Scientists find way to reverse type 1 diabetes in mice

When a young person is diagnosed with type 1 diabetes, it can affect his or her entire family due to the common belief that type 1 diabetes is more difficult to manage than type 2 diabetes.

Some reasons why the former is considered more serious are that it is typically diagnosed in children who require constant help with diabetes management from their parents. Also, individuals who have type 1 diabetes do not produce any insulin naturally in their bodies, which is a hormone needed to remove sugar molecules from the blood and transport them to areas of the body where they can be converted into energy. This means that type 1 diabetics may be more susceptible to instances of dangerously high or low blood sugar levels, compared to individuals with type 2 diabetes whose bodies make insulin but do not respond to it.

For these reasons, researchers are increasingly looking for new diabetes medications and treatments that may help reverse or reduce symptoms of the disease.

Recently, a study presented at the Endocrine Society's 93rd Annual Meeting showed that gene therapy was 78 percent effective in reversing type 1 diabetes in mice.

The scientists explained that in people with type 1 diabetes, T cells destroy insulin-producing beta cells. Therefore, they created a gene therapy that creates new beta cells and a second stage of treatment that blocks the mice's immune systems from killing the fresh cells.

The study's results showed that 78 percent of the mice remained diabetes-free in the long term, while the rest only experienced short-lived relief.

"T cells are the predominant part of islet destruction, but other pathways, including beta cells could also contribute, meaning we would need to target those pathways as well," said lead researcher Vijay Yechoor, MD.

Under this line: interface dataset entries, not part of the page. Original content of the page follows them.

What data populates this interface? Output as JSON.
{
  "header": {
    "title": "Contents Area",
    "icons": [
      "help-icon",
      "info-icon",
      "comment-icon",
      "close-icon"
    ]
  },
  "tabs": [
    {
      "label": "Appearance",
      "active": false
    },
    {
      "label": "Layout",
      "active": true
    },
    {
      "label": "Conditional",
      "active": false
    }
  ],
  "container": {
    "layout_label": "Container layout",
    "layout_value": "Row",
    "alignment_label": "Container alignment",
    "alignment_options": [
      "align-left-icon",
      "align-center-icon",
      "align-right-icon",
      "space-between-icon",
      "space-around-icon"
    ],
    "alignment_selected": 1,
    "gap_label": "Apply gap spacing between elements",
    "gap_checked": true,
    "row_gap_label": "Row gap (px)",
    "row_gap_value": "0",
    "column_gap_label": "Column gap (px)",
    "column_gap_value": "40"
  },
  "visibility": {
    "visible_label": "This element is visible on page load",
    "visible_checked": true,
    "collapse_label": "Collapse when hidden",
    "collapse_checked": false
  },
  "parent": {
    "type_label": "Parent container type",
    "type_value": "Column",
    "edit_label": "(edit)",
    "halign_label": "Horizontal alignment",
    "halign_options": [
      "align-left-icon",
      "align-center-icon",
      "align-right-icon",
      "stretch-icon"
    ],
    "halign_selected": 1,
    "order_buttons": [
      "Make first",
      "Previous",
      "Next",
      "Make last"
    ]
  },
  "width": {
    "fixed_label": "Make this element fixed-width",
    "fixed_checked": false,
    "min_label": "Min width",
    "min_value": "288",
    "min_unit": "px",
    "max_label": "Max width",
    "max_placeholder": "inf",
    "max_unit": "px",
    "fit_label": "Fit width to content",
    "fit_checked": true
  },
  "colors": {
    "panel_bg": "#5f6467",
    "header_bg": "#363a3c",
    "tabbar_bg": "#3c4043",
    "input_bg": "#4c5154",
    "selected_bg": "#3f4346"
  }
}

He said that although the gene therapy was not 100 percent effective, it provides a foundation for future diabetes treatments.